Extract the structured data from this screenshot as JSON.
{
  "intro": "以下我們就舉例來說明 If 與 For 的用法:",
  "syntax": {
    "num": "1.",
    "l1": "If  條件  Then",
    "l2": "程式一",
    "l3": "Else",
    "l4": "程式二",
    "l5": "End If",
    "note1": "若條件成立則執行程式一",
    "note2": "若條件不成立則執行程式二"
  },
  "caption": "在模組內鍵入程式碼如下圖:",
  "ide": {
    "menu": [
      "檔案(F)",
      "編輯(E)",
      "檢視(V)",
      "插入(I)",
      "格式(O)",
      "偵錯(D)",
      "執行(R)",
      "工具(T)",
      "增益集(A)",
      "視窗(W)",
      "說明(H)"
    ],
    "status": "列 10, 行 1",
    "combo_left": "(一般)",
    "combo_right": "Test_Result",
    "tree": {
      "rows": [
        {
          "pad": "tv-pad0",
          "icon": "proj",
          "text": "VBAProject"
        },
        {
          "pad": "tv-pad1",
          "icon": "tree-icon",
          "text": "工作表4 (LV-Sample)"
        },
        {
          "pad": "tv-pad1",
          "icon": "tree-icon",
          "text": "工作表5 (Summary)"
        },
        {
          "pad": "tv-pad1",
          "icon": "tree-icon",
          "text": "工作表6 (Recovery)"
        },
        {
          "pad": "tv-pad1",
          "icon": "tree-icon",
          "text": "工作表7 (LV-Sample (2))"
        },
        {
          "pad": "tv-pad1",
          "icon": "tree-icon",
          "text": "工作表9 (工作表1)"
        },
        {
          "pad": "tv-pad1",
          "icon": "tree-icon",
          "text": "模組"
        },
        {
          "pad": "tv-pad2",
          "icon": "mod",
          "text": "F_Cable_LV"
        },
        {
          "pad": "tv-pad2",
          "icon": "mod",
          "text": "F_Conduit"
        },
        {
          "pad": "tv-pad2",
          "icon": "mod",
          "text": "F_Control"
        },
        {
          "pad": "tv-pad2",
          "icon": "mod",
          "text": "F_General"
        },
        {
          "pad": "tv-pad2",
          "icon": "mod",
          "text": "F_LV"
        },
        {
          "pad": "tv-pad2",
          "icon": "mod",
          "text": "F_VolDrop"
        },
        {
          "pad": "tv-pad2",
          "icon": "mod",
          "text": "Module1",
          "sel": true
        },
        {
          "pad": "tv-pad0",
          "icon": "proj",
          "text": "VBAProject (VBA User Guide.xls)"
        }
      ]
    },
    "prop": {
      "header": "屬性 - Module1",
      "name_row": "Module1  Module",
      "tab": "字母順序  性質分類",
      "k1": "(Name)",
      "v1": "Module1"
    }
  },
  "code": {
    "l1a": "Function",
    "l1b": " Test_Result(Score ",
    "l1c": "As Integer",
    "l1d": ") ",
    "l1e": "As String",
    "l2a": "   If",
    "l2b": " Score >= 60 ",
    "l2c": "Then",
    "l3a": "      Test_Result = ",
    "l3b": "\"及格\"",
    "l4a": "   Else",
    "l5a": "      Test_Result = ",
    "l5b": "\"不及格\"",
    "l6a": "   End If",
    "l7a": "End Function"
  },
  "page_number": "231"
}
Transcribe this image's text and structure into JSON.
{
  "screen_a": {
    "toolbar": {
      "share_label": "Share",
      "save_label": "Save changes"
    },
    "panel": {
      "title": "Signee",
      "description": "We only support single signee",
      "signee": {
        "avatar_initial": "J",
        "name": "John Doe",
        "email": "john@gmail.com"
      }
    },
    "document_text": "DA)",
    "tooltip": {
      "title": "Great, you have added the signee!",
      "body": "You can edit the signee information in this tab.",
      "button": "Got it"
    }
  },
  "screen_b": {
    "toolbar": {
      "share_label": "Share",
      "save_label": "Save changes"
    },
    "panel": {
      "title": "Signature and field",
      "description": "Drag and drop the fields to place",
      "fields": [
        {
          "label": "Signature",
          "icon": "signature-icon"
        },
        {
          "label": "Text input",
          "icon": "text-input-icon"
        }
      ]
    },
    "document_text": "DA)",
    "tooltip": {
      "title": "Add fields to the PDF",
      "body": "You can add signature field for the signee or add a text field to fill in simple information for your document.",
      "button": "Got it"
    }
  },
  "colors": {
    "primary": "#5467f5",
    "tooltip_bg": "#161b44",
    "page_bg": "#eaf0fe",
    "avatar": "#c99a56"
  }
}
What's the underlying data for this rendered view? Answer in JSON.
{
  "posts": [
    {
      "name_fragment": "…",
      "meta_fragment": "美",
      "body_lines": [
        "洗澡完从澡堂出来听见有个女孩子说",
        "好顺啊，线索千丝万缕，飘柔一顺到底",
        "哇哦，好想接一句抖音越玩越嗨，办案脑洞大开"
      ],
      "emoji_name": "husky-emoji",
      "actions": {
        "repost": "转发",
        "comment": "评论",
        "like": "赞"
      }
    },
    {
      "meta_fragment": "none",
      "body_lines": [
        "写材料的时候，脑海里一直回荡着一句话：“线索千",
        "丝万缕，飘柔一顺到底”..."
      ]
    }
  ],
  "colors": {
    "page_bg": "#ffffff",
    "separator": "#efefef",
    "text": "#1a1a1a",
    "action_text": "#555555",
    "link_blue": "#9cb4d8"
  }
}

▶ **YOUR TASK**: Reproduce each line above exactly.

▶ **TASK OUTPUT**:
Extract the structured data from this screenshot as JSON.
{
  "intro": "以下我們就舉例來說明 If 與 For 的用法:",
  "syntax": {
    "num": "1.",
    "l1": "If  條件  Then",
    "l2": "程式一",
    "l3": "Else",
    "l4": "程式二",
    "l5": "End If",
    "note1": "若條件成立則執行程式一",
    "note2": "若條件不成立則執行程式二"
  },
  "caption": "在模組內鍵入程式碼如下圖:",
  "ide": {
    "menu": [
      "檔案(F)",
      "編輯(E)",
      "檢視(V)",
      "插入(I)",
      "格式(O)",
      "偵錯(D)",
      "執行(R)",
      "工具(T)",
      "增益集(A)",
      "視窗(W)",
      "說明(H)"
    ],
    "status": "列 10, 行 1",
    "combo_left": "(一般)",
    "combo_right": "Test_Result",
    "tree": {
      "rows": [
        {
          "pad": "tv-pad0",
          "icon": "proj",
          "text": "VBAProject"
        },
        {
          "pad": "tv-pad1",
          "icon": "tree-icon",
          "text": "工作表4 (LV-Sample)"
        },
        {
          "pad": "tv-pad1",
          "icon": "tree-icon",
          "text": "工作表5 (Summary)"
        },
        {
          "pad": "tv-pad1",
          "icon": "tree-icon",
          "text": "工作表6 (Recovery)"
        },
        {
          "pad": "tv-pad1",
          "icon": "tree-icon",
          "text": "工作表7 (LV-Sample (2))"
        },
        {
          "pad": "tv-pad1",
          "icon": "tree-icon",
          "text": "工作表9 (工作表1)"
        },
        {
          "pad": "tv-pad1",
          "icon": "tree-icon",
          "text": "模組"
        },
        {
          "pad": "tv-pad2",
          "icon": "mod",
          "text": "F_Cable_LV"
        },
        {
          "pad": "tv-pad2",
          "icon": "mod",
          "text": "F_Conduit"
        },
        {
          "pad": "tv-pad2",
          "icon": "mod",
          "text": "F_Control"
        },
        {
          "pad": "tv-pad2",
          "icon": "mod",
          "text": "F_General"
        },
        {
          "pad": "tv-pad2",
          "icon": "mod",
          "text": "F_LV"
        },
        {
          "pad": "tv-pad2",
          "icon": "mod",
          "text": "F_VolDrop"
        },
        {
          "pad": "tv-pad2",
          "icon": "mod",
          "text": "Module1",
          "sel": true
        },
        {
          "pad": "tv-pad0",
          "icon": "proj",
          "text": "VBAProject (VBA User Guide.xls)"
        }
      ]
    },
    "prop": {
      "header": "屬性 - Module1",
      "name_row": "Module1  Module",
      "tab": "字母順序  性質分類",
      "k1": "(Name)",
      "v1": "Module1"
    }
  },
  "code": {
    "l1a": "Function",
    "l1b": " Test_Result(Score ",
    "l1c": "As Integer",
    "l1d": ") ",
    "l1e": "As String",
    "l2a": "   If",
    "l2b": " Score >= 60 ",
    "l2c": "Then",
    "l3a": "      Test_Result = ",
    "l3b": "\"及格\"",
    "l4a": "   Else",
    "l5a": "      Test_Result = ",
    "l5b": "\"不及格\"",
    "l6a": "   End If",
    "l7a": "End Function"
  },
  "page_number": "231"
}
Transcribe this image's text and structure into JSON.
{
  "screen_a": {
    "toolbar": {
      "share_label": "Share",
      "save_label": "Save changes"
    },
    "panel": {
      "title": "Signee",
      "description": "We only support single signee",
      "signee": {
        "avatar_initial": "J",
        "name": "John Doe",
        "email": "john@gmail.com"
      }
    },
    "document_text": "DA)",
    "tooltip": {
      "title": "Great, you have added the signee!",
      "body": "You can edit the signee information in this tab.",
      "button": "Got it"
    }
  },
  "screen_b": {
    "toolbar": {
      "share_label": "Share",
      "save_label": "Save changes"
    },
    "panel": {
      "title": "Signature and field",
      "description": "Drag and drop the fields to place",
      "fields": [
        {
          "label": "Signature",
          "icon": "signature-icon"
        },
        {
          "label": "Text input",
          "icon": "text-input-icon"
        }
      ]
    },
    "document_text": "DA)",
    "tooltip": {
      "title": "Add fields to the PDF",
      "body": "You can add signature field for the signee or add a text field to fill in simple information for your document.",
      "button": "Got it"
    }
  },
  "colors": {
    "primary": "#5467f5",
    "tooltip_bg": "#161b44",
    "page_bg": "#eaf0fe",
    "avatar": "#c99a56"
  }
}
What's the underlying data for this rendered view? Answer in JSON.
{
  "posts": [
    {
      "name_fragment": "…",
      "meta_fragment": "美",
      "body_lines": [
        "洗澡完从澡堂出来听见有个女孩子说",
        "好顺啊，线索千丝万缕，飘柔一顺到底",
        "哇哦，好想接一句抖音越玩越嗨，办案脑洞大开"
      ],
      "emoji_name": "husky-emoji",
      "actions": {
        "repost": "转发",
        "comment": "评论",
        "like": "赞"
      }
    },
    {
      "meta_fragment": "none",
      "body_lines": [
        "写材料的时候，脑海里一直回荡着一句话：“线索千",
        "丝万缕，飘柔一顺到底”..."
      ]
    }
  ],
  "colors": {
    "page_bg": "#ffffff",
    "separator": "#efefef",
    "text": "#1a1a1a",
    "action_text": "#555555",
    "link_blue": "#9cb4d8"
  }
}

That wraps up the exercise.